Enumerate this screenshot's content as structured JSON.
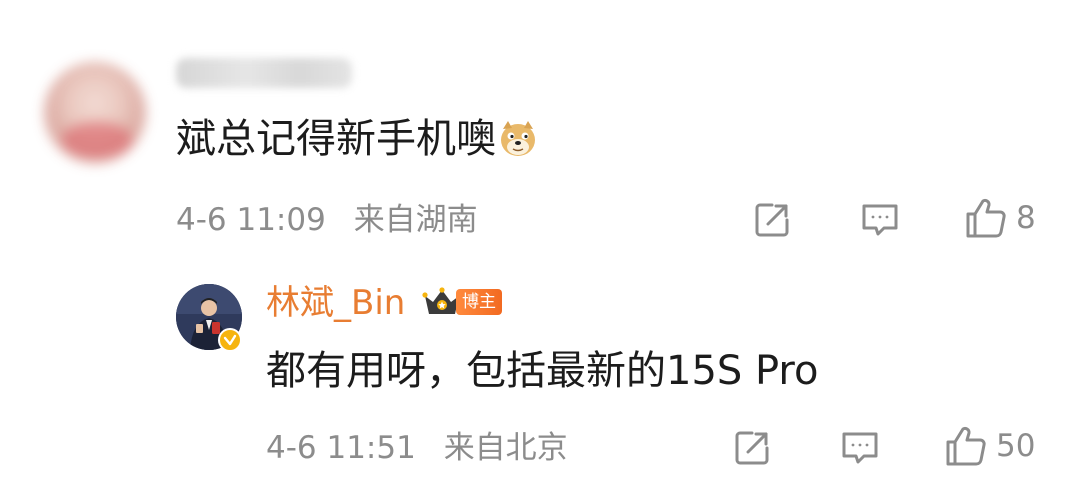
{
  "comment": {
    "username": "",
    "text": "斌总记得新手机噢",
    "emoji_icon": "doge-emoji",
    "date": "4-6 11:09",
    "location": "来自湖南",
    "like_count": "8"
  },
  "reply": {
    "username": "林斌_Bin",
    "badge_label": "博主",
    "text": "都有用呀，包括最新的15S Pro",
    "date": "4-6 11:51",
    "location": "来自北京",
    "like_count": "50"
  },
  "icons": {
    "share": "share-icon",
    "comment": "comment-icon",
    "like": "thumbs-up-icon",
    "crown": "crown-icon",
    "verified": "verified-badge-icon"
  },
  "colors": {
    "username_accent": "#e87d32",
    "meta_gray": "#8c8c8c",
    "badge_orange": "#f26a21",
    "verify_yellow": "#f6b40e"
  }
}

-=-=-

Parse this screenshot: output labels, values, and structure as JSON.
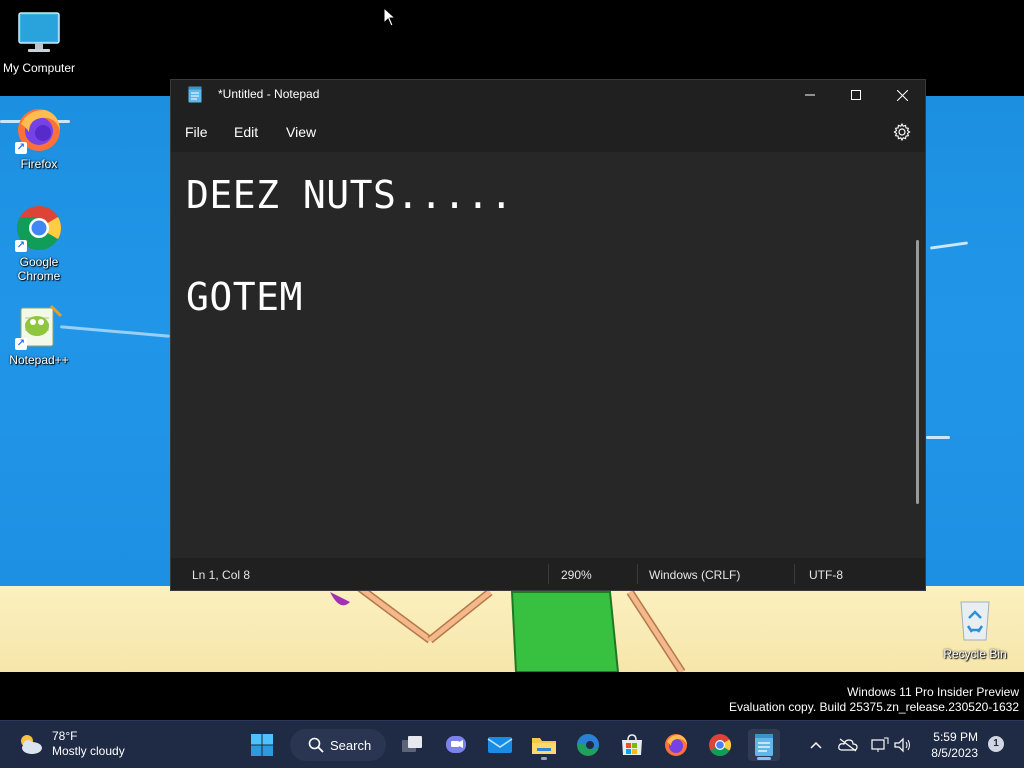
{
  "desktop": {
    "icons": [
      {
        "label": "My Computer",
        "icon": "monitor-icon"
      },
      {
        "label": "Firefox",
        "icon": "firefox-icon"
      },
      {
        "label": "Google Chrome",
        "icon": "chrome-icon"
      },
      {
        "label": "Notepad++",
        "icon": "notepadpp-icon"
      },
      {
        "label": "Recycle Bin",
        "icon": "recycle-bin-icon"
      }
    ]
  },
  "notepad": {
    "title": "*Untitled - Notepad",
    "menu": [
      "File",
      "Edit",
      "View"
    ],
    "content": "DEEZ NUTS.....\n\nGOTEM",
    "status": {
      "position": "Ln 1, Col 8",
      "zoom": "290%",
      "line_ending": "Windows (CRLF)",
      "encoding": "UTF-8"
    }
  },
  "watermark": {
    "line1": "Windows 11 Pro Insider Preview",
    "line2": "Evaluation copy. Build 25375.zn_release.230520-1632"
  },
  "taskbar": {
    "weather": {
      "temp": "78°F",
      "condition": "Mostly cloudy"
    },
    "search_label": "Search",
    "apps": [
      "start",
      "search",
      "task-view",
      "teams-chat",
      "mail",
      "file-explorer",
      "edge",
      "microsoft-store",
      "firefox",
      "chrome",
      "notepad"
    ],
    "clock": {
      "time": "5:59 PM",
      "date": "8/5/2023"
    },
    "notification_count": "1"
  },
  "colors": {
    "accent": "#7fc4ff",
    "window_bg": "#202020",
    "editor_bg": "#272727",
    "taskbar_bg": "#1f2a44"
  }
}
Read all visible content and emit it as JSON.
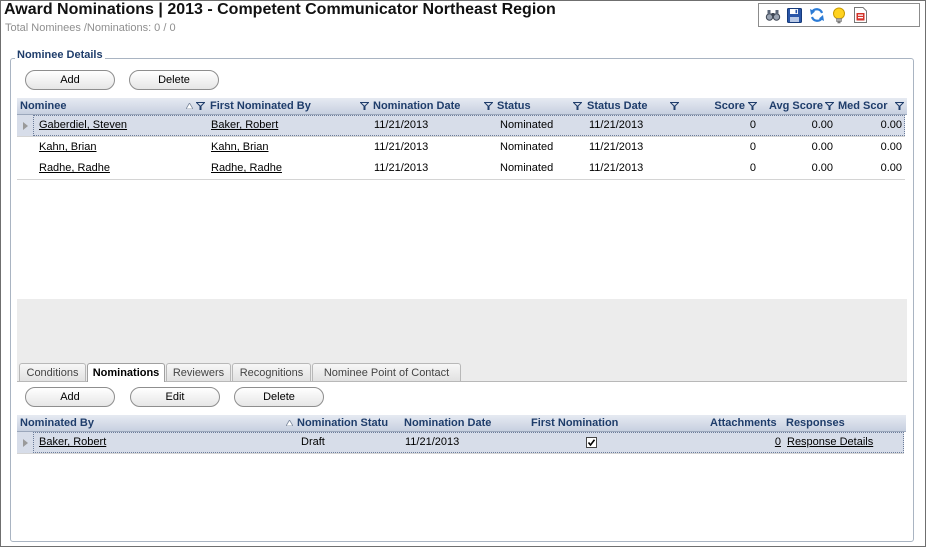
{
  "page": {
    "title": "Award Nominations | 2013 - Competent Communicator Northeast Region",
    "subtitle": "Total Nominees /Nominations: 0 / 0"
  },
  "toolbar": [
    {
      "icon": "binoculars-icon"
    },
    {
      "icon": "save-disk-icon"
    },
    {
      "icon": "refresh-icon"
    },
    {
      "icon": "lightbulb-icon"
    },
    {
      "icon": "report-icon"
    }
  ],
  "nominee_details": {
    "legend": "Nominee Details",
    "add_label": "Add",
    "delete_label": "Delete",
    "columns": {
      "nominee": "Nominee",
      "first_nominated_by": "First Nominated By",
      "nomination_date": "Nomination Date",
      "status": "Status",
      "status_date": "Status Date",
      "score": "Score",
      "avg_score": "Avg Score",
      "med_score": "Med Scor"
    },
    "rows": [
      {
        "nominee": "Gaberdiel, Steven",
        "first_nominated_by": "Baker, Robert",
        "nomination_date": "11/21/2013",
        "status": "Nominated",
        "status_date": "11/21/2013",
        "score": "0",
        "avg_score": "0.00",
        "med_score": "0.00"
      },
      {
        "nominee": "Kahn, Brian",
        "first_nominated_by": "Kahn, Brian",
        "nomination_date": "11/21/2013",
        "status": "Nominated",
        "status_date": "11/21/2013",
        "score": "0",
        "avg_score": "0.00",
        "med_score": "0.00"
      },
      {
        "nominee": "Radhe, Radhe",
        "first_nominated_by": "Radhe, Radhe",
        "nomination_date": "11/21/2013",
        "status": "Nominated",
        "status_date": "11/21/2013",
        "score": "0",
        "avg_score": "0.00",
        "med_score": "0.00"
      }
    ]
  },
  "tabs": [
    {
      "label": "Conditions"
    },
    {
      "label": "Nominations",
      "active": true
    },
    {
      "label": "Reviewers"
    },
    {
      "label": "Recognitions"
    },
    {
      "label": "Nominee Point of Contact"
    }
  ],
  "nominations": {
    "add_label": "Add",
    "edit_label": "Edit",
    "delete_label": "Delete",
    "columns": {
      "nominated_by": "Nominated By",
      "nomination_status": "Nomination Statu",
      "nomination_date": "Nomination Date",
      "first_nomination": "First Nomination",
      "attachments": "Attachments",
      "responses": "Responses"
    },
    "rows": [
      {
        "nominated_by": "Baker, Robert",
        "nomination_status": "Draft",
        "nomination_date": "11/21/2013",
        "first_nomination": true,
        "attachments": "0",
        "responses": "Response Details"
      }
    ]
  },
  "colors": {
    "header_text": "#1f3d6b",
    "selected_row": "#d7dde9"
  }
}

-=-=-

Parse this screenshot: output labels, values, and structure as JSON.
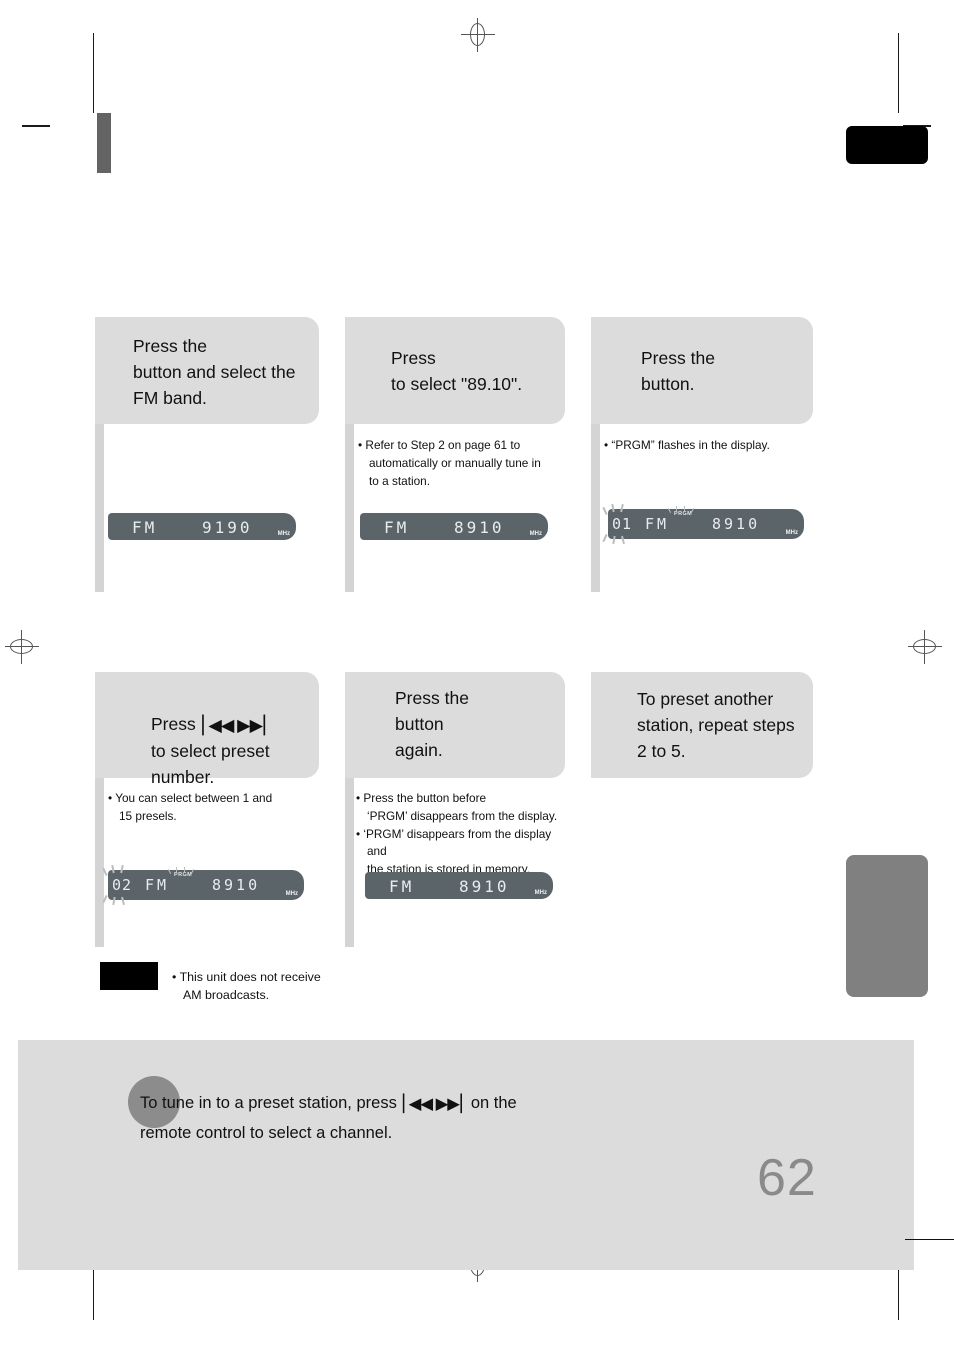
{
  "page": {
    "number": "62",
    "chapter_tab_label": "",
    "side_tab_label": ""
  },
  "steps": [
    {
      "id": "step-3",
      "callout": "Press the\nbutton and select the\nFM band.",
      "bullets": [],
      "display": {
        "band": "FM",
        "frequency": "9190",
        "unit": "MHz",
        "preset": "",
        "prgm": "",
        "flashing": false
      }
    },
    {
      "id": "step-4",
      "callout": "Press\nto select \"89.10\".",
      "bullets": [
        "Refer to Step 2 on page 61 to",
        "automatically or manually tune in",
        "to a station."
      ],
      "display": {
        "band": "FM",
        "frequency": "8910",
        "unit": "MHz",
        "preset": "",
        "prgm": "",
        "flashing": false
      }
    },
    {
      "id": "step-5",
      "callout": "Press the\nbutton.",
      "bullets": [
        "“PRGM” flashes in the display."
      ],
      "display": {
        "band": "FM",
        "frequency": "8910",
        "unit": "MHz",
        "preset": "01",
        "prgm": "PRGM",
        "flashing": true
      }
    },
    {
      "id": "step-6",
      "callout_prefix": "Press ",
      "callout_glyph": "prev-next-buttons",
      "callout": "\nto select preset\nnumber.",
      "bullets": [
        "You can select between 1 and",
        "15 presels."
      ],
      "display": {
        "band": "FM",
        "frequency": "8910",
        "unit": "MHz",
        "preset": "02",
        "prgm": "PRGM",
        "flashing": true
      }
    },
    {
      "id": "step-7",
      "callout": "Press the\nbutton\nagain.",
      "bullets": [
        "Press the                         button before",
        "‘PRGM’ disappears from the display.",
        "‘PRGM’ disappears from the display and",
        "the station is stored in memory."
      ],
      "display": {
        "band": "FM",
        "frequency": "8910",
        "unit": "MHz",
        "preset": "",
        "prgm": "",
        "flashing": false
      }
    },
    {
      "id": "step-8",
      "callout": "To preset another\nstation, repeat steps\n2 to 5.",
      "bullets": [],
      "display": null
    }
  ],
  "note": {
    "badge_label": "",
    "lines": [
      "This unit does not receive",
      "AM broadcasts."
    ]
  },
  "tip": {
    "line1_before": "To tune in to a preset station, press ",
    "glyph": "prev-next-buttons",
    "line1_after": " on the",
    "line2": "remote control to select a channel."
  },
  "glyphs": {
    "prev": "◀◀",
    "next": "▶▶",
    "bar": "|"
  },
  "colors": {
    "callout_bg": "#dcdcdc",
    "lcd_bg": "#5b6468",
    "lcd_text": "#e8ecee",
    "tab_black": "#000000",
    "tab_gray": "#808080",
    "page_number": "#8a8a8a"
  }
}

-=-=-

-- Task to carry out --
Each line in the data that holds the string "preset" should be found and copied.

-- Exercise answer --
        "preset": "",
        "preset": "",
        "preset": "01",
      "callout": "\nto select preset\nnumber.",
        "preset": "02",
        "preset": "",
      "callout": "To preset another\nstation, repeat steps\n2 to 5.",
    "line1_before": "To tune in to a preset station, press ",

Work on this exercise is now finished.